### ACTION ITEM
Out of the listing below, copy every line that carries the string "date".

### EXCERPTED DATA
+ + +

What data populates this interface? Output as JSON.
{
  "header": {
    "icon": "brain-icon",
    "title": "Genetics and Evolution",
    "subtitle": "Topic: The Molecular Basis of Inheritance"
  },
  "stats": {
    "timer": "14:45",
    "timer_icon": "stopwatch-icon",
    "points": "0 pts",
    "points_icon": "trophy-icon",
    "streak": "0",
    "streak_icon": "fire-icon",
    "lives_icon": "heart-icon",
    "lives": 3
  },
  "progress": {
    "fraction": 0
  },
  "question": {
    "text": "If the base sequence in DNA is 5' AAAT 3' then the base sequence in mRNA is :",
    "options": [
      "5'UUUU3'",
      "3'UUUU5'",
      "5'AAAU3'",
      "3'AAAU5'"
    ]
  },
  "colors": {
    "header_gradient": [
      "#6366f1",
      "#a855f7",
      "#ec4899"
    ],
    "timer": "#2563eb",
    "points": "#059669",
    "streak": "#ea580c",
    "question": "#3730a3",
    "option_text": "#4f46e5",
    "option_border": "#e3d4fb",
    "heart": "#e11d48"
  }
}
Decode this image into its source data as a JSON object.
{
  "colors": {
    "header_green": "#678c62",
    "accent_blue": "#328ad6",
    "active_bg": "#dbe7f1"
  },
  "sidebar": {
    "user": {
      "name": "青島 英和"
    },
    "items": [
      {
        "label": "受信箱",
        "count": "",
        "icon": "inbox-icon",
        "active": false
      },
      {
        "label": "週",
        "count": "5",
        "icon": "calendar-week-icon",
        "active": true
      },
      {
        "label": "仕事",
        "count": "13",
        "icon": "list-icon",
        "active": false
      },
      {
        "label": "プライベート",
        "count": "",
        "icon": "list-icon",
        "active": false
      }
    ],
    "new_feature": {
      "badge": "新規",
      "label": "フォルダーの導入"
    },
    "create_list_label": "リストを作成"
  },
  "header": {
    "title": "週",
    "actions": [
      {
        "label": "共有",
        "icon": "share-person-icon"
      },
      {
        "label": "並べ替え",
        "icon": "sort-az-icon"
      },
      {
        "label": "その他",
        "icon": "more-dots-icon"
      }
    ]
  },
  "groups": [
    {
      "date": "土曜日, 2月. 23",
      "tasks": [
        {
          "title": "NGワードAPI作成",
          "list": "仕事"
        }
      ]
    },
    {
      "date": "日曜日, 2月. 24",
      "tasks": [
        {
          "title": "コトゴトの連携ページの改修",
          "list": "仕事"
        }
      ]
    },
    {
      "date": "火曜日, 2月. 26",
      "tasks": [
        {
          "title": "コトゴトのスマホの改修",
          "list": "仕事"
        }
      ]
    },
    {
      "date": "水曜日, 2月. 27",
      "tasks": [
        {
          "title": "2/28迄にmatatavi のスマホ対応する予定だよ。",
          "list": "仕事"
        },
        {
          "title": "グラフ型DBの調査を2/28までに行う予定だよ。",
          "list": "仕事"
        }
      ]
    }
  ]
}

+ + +

### SOLUTION TO THE PROBLEM
      "date": "土曜日, 2月. 23",
      "date": "日曜日, 2月. 24",
      "date": "火曜日, 2月. 26",
      "date": "水曜日, 2月. 27",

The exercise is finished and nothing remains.